The IBEW, along with other unions, employers and public officials, lobbied for the college to ensure that every construction project in Ontario was staffed by trained professional workers.

"Customers should feel confident that the people they hire meet provincial standards when it comes to training," Grimshaw said. "It's a quality and safety issue."

The College of Trades has the authority to declare a trade "compulsory." To work in a compulsory trade, an individual must produce a certificate of qualification and pay a $120 annual fee. More than 20 trades are considered compulsory.

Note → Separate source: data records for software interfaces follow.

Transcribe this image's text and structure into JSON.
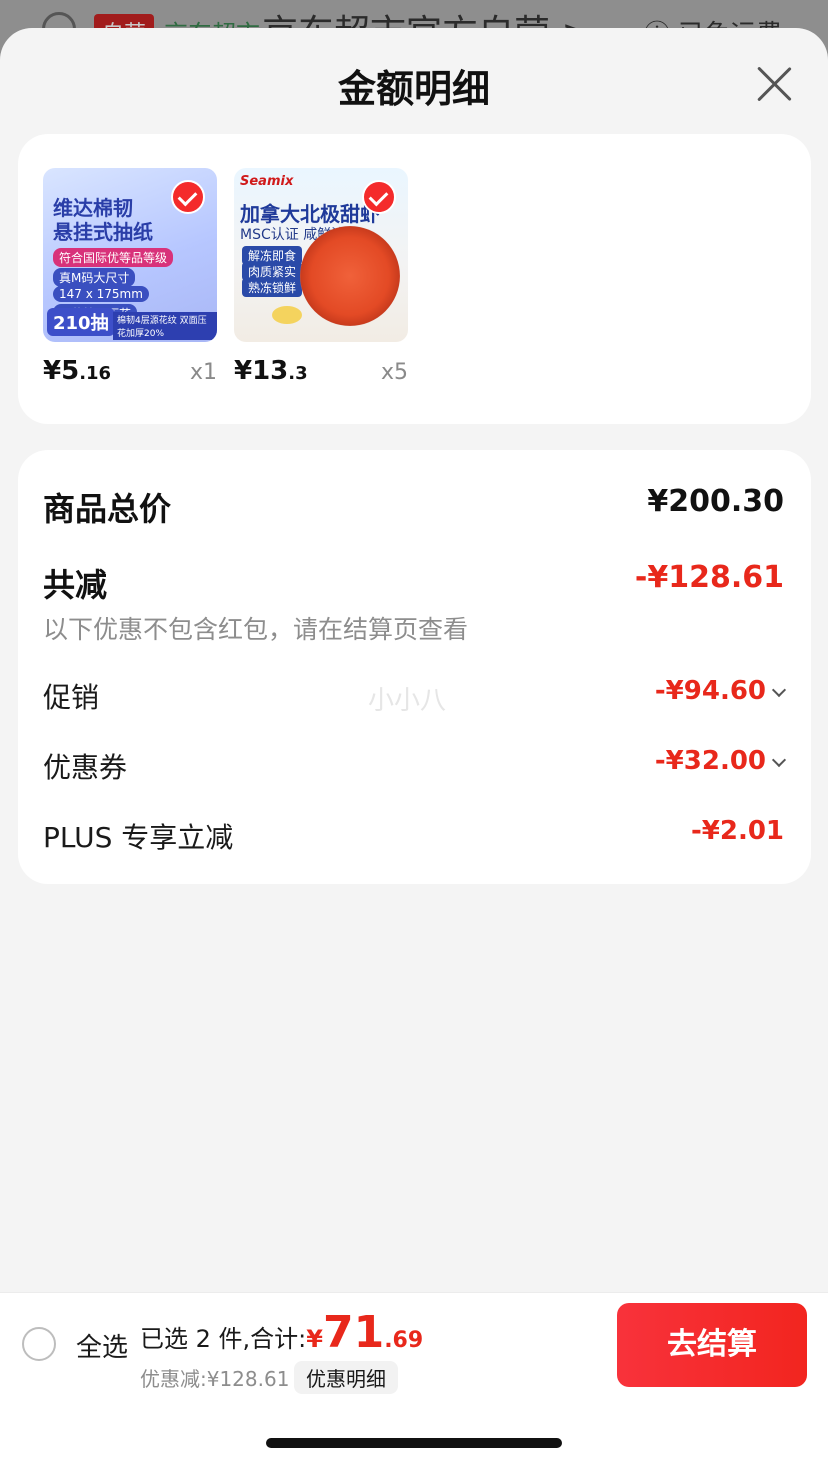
{
  "background": {
    "badge": "自营",
    "tag": "京东超市",
    "store_title": "京东超市官方自营",
    "arrow": ">",
    "shipping_info": "已免运费"
  },
  "sheet": {
    "title": "金额明细",
    "close_icon": "close-icon"
  },
  "products": [
    {
      "image_text": {
        "headline_1": "维达棉韧",
        "headline_2": "悬挂式抽纸",
        "standard": "符合国际优等品等级",
        "feature_1": "真M码大尺寸",
        "feature_2": "147 x 175mm",
        "feature_3": "源花棉柔压花",
        "count": "210抽",
        "bottom_text": "棉韧4层源花纹 双面压花加厚20%"
      },
      "price_int": "¥5",
      "price_dec": ".16",
      "qty": "x1",
      "selected": true
    },
    {
      "image_text": {
        "brand": "Seamix",
        "headline": "加拿大北极甜虾",
        "sub": "MSC认证 咸鲜清甜",
        "pill_1": "解冻即食",
        "pill_2": "肉质紧实",
        "pill_3": "熟冻锁鲜"
      },
      "price_int": "¥13",
      "price_dec": ".3",
      "qty": "x5",
      "selected": true
    }
  ],
  "summary": {
    "total_label": "商品总价",
    "total_value": "¥200.30",
    "reduce_label": "共减",
    "reduce_value": "-¥128.61",
    "note": "以下优惠不包含红包，请在结算页查看",
    "promo_label": "促销",
    "promo_value": "-¥94.60",
    "coupon_label": "优惠券",
    "coupon_value": "-¥32.00",
    "plus_label": "PLUS 专享立减",
    "plus_value": "-¥2.01",
    "watermark": "小小八"
  },
  "bottom_bar": {
    "select_all": "全选",
    "selected_text": "已选 2 件,合计:",
    "yen": "¥",
    "amount_int": "71",
    "amount_dec": ".69",
    "discount_text": "优惠减:¥128.61",
    "detail_chip": "优惠明细",
    "checkout": "去结算"
  },
  "colors": {
    "accent_red": "#e8281b",
    "checkout_red": "#f42b2b",
    "sheet_bg": "#f4f4f4"
  }
}
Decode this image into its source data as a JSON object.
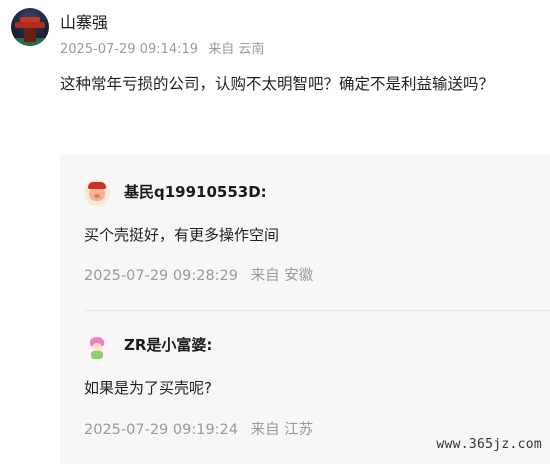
{
  "post": {
    "author": "山寨强",
    "timestamp": "2025-07-29 09:14:19",
    "location": "来自 云南",
    "text": "这种常年亏损的公司，认购不太明智吧？确定不是利益输送吗？"
  },
  "replies": [
    {
      "author": "基民q19910553D:",
      "text": "买个壳挺好，有更多操作空间",
      "timestamp": "2025-07-29 09:28:29",
      "location": "来自 安徽"
    },
    {
      "author": "ZR是小富婆:",
      "text": "如果是为了买壳呢?",
      "timestamp": "2025-07-29 09:19:24",
      "location": "来自 江苏"
    }
  ],
  "watermark": "www.365jz.com"
}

The Tories' new position is the result of heavy lobbying by the nonunion Ontario Electric League as well as the party's sharp right turn on unions. "Many of the league's contractors are some of worst abusers of the system," Grimshaw said.

Last year, leaked internal documents revealed that Hudak was planning to make repealing the Rand formula and instituting a Canadian version of right-to-work one of his top legislative priorities.

Public backlash and unrest in his caucus forced him to back off right-to-work, but critics say Hudak's attacks on the College of Trades are just the latest volley against unions by the Conservatives.

Windsor Local 773 Business Manager Karl Lovett says the College of Trades is vital to maintaining high standards for the trade in his jurisdiction.

"Our members don't mind paying the $120 because they know it means the government is making sure the proper trades are doing proper work," he said.

He says that he has seen too many low-road contractors use non-electricians to do electrical work.

"If the college was gone, it would be devastating for the organized building trades," he said. "It would create an industry-wide race to the bottom."

A growing blue-collar skills shortage across Canada has many policymakers looking at different approaches to training and recruitment.

Grimshaw says that Hudak's is the wrong approach when it comes to construction recruitment.

"He thinks that throwing out all the rules and throwing as many workers into the industry regardless of the skills or training is the way to go," he said. "Flooding the market with unqualified workers feeds the underground economy and increases the chances of accidents."